It was a very American cake this week. Fortunately, I bought my sweet potatoes from a different vendor this time, and they were the "normal" orange kind. I got one for the cake and one for me to eat for lunch--in Mississippi I would eat a sweet potato for lunch just about every day. Now it's an exotic treat. But hey, there are many, many food items to compensate for that. Unfortunately they're not quite as cheap and low-cal.
This is a good cake, though maybe not a great one. It's moist and dense and sweet and cinnamony, which are all good things, but there's nothing that made me go wow! And then there are the peanuts. Salted peanuts, like almond extract and Meyer's dark rum, are kind of a Maida Heatter signature ingredient. She likes them in banana bread, cookies, and in this cake.
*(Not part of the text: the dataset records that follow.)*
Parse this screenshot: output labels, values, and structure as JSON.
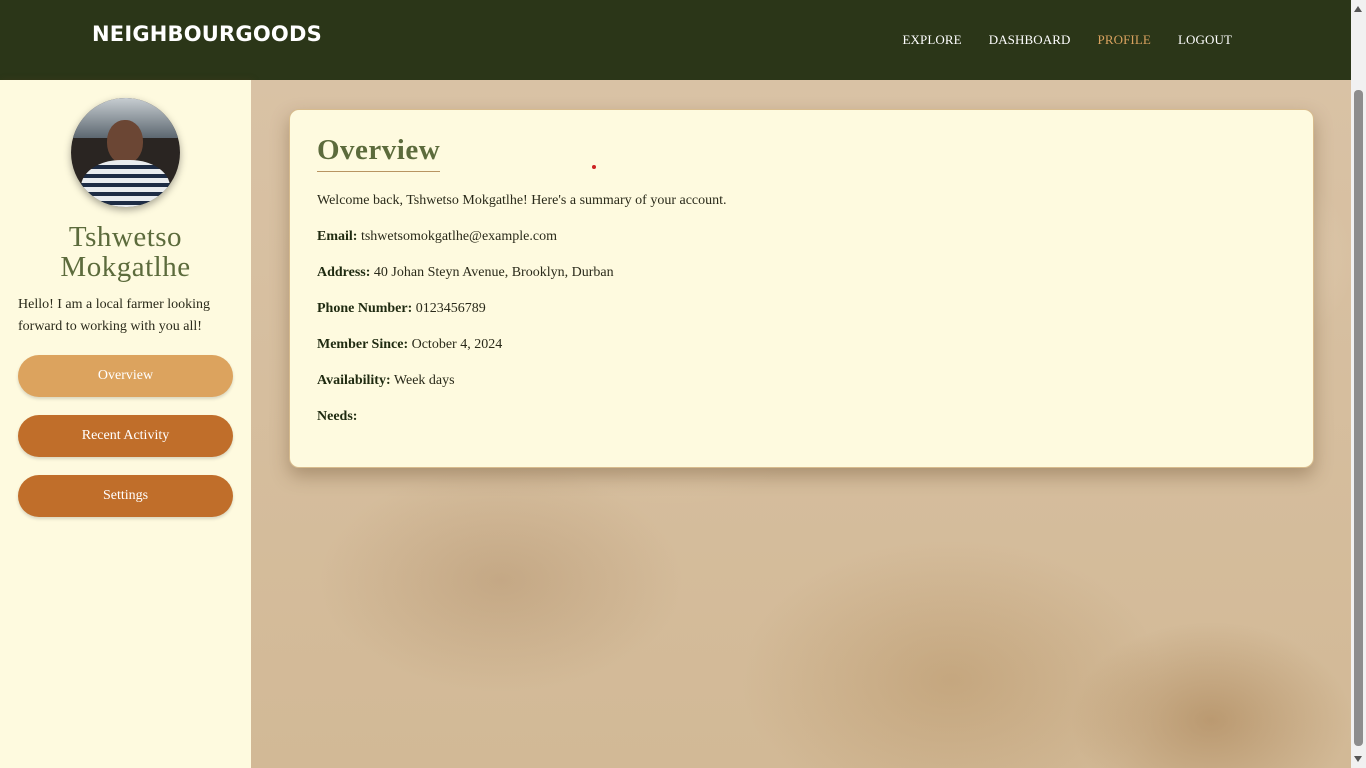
{
  "header": {
    "brand": "NEIGHBOURGOODS",
    "nav": [
      {
        "label": "EXPLORE"
      },
      {
        "label": "DASHBOARD"
      },
      {
        "label": "PROFILE"
      },
      {
        "label": "LOGOUT"
      }
    ],
    "active_nav": "PROFILE"
  },
  "sidebar": {
    "name": "Tshwetso Mokgatlhe",
    "bio": "Hello! I am a local farmer looking forward to working with you all!",
    "buttons": [
      {
        "label": "Overview"
      },
      {
        "label": "Recent Activity"
      },
      {
        "label": "Settings"
      }
    ]
  },
  "overview": {
    "title": "Overview",
    "welcome": "Welcome back, Tshwetso Mokgatlhe! Here's a summary of your account.",
    "fields": [
      {
        "label": "Email:",
        "value": "tshwetsomokgatlhe@example.com"
      },
      {
        "label": "Address:",
        "value": "40 Johan Steyn Avenue, Brooklyn, Durban"
      },
      {
        "label": "Phone Number:",
        "value": "0123456789"
      },
      {
        "label": "Member Since:",
        "value": "October 4, 2024"
      },
      {
        "label": "Availability:",
        "value": "Week days"
      },
      {
        "label": "Needs:",
        "value": ""
      }
    ]
  },
  "colors": {
    "header_bg": "#2b3618",
    "active_nav": "#d9a25f",
    "sidebar_bg": "#fefadf",
    "button_primary": "#dca35e",
    "button_secondary": "#c06e2a",
    "title_green": "#5c6b3c"
  }
}
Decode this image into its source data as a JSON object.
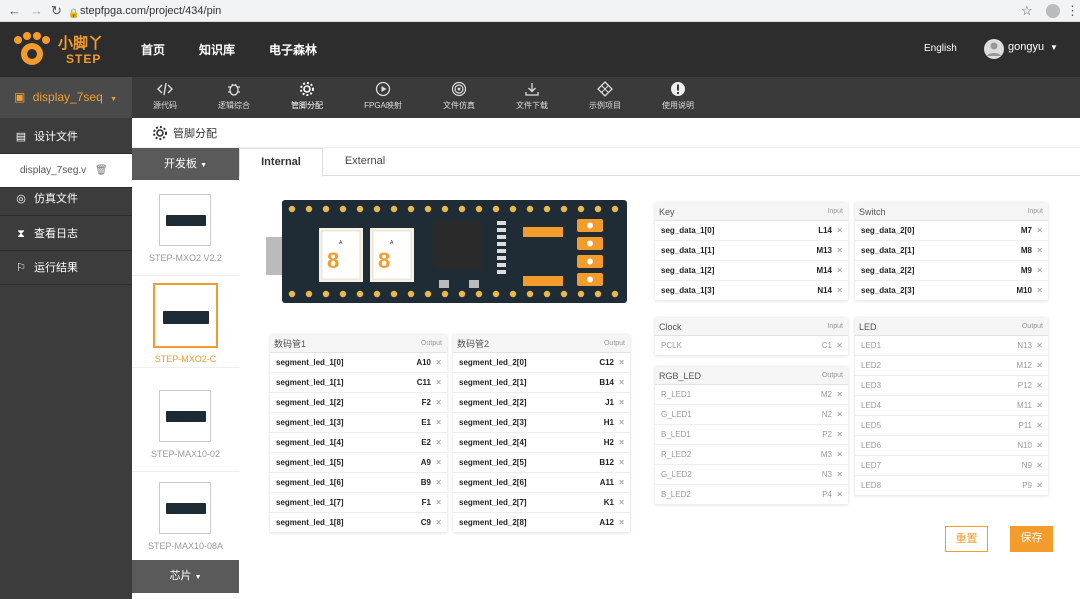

They go on the top and bottom of the cake and add some crunchiness and saltiness.
This did not go over well with my crew. We were all tasting our first slice when Sami said, "Ew! There's something salty in the cake!" The girls, meanwhile, carefully trimmed their crusts to avoid the peanuts as well--I think they objected to the texture more than the salt. Julia said that they looked pretty, though. I kind of liked them, but then again, I'm a salty-sweet-crunchy kind of girl. Ever had matzoh crack? I rest my case. And one of our friends who got a piece of this cake asked me to make it again months later.
Here's the recipe. If you like a moist, dense, sweet, cinnamony cake with a salty, crunchy exterior, go for it!
Sweet Potato Pound Cake
2/3 c. (3.2 oz.) salted peanuts, chopped very fine, divided (I imagine pecans would be good here--or even cashews)
8 oz. (2 sticks) butter
2 t. baking powder
1 t. baking soda
1 t. cinnamon
3/4 t. nutmeg
1/4 t. salt
1 t. vanilla
1 scant cup (6.5 oz.) sugar
1 scant cup (6.5 oz.) brown sugar
4 large eggs
10 oz. cooked sweet potatoes (preferably baked/microwaved), peeled and mashed
3 c. (12 oz.) sifted flour
Heat the oven to 350. Butter a Bundt pan and sprinkle in half of the peanuts. Swirl and tap them around to coat the pan; leave any remnants in the bottom of the pan.
Cream the butter with the baking powder, baking soda, cinnamon, nutmeg, and salt until nice and fluffy. Add the vanilla and then gradually add the sugars, beating about 5 minutes until light and fluffy. Then add the eggs one at a time, beating a minute or so after each addition. If you're using a hand mixer, your arm should be getting a pretty good workout. Now add the mashed sweet potatoes and beat until they're incorporated. Finally, mix in the flour on low speed just until it's incorporated. Pour the batter into the peanut-crusted pan and sprinkle it with the remaining peanuts. Now put the pan in the oven and let it bake for 1 hour and 15 minutes (check it after an hour--mine was done after only 1 hour). Cool on a rack for 15 minutes and then unmold onto a plate or another rack. Enjoy warm or room temperature. Julia highly recommends microwaving slices of cake on the next day.